But it does make us wonder who the multitude that is with Jesus as he journeys from Bethany to the crest of the Mount of Olives might be.

Let’s look at the possibilities.  Certainly, the Twelve were there; they have been Jesus’ companions on his itinerant ministry for the last three years.  It is quite likely that Mary, Martha, and Lazarus, his friends with whom he stayed while in Bethany, were with him along with other townsfolk who knew Jesus well – not quite like the Twelve, but longtime friends and followers.  Perhaps some were fellow pilgrims making their way to Jerusalem for the Passover feast just as it seems that Jesus and the Twelve were doing; travelling with Jesus may have led many of them to listen to his teaching and become interested in the works and words of this young rabbi – new followers but perhaps not yet disciples.  Some may be hangers on who are travelling simply because they are buoyed by the energy of the travelers or because the crowd offers a chance to pick a few pockets.  Perhaps some came out from Jerusalem when they heard he was nearby to find out what was happening.  It was likely a very mixed lot.

But who are we in this crowd?  Are we the Twelve who, when they fell asleep while he was praying and could do nothing when he was arrested, ran away and hid in shame?  Are we the loyal friends who later stood at the foot of the cross perhaps wondering how it came to this?  Are we those new followers who, when they sense the tide turning against Jesus, will shout for him to be crucified?  Most likely we are three rolled into one.  But out his love for us, Jesus will weep over us and forgive us.

David Bieler

St Mark’s Lenten Meditations From Our Members

Lent Week 5—Saturday

                      Psalm 43      Exod. 10:21-11:8     2 Cor. 4:1318         Mark 10:4652

Lent is a time for reflection and forgiveness. Some look forward to it, some seek answers and change, some find solitude and peace with in, and some find it depressing and self-depriving. 

Growing up at St. Mark’s in both the church and school it was always a season we talked about at great lengths. When I was a child and young person I did not enjoy Lent. As a young adult, I didn’t have time for it, even though I had spent the previous weeks participating in all the festivities.  As an adult, I find that I look forward to it every year– particularly reflecting on my past year and years, decisions made or not made, and the people I have hurt along the way.  Trust me, it can be a slippery slope if I dwell on something too long. I try to review who I hurt, why I did and why I thought it to be justified.  Did I apologize, or did I try to explain? Was I accountable or did I take little to no responsibility for my actions?  Was the apology accepted or was it perceived as disingenuous? 

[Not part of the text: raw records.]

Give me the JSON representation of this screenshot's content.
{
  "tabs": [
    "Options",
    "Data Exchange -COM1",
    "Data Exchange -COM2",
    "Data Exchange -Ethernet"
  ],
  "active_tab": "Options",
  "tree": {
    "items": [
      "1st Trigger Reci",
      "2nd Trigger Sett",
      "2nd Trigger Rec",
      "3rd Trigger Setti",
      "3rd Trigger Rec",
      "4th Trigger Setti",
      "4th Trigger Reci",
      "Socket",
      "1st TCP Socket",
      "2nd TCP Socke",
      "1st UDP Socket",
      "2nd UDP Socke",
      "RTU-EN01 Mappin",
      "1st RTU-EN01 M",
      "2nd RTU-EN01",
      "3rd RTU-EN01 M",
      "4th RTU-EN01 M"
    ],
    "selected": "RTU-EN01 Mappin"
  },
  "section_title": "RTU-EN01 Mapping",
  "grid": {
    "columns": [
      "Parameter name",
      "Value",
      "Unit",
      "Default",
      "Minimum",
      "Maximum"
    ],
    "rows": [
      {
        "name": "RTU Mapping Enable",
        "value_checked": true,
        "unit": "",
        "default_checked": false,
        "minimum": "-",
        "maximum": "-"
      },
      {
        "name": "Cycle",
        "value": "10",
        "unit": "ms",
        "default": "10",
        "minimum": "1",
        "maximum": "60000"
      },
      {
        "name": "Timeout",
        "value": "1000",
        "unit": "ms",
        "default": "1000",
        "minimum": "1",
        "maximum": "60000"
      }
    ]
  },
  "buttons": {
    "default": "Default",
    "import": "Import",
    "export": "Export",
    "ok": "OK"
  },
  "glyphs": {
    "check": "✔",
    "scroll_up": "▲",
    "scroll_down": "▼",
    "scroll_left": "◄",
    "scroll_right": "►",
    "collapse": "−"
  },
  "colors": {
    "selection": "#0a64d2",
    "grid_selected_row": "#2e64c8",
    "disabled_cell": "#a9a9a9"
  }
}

How do I know if I was forgiven or the person or persons I apologized too thought it to be lip service? In a world where we don’t forget, ever, can we really forgive? Celebrities and politicians who made poor choices in their college years are constantly reminded what they did thirty-plus years ago at a frat party. Good people who made a business decision that may have crossed a legal line struggle finding a job, and in most cases will never have a career again, relationships never restored because trust is no longer there even though apology was accepted.  

I think the real question is, do I forgive myself? Have I taken the steps to correct my actions, not just apologize and expect the other person to move past it as well. Have I changed my behavior, asked for help in understanding the other party’s side? Have I asked God to forgive me and guide me? If I can’t forgive myself and take the steps to change my behavior, how can I expect my apologies to be accepted and forgiven?  

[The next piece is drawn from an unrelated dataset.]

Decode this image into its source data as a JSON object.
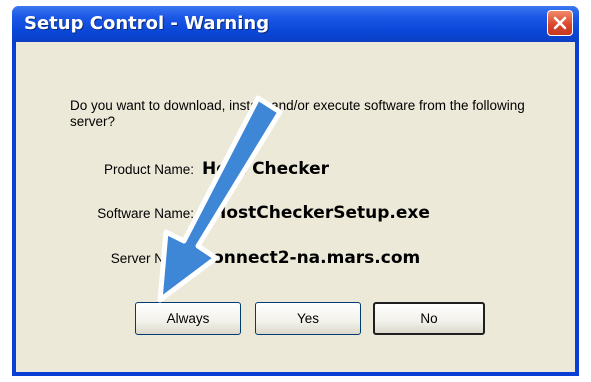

I am my biggest critic. I am hard on others and harder on myself. I don’t forgive myself as easily as I forgive others, and I seem to never forget. 

During the season of reflection, I pray that I can find the strength to forgive myself, to change the behavior that hurts others and accept God’s grace.

Ashley Kisla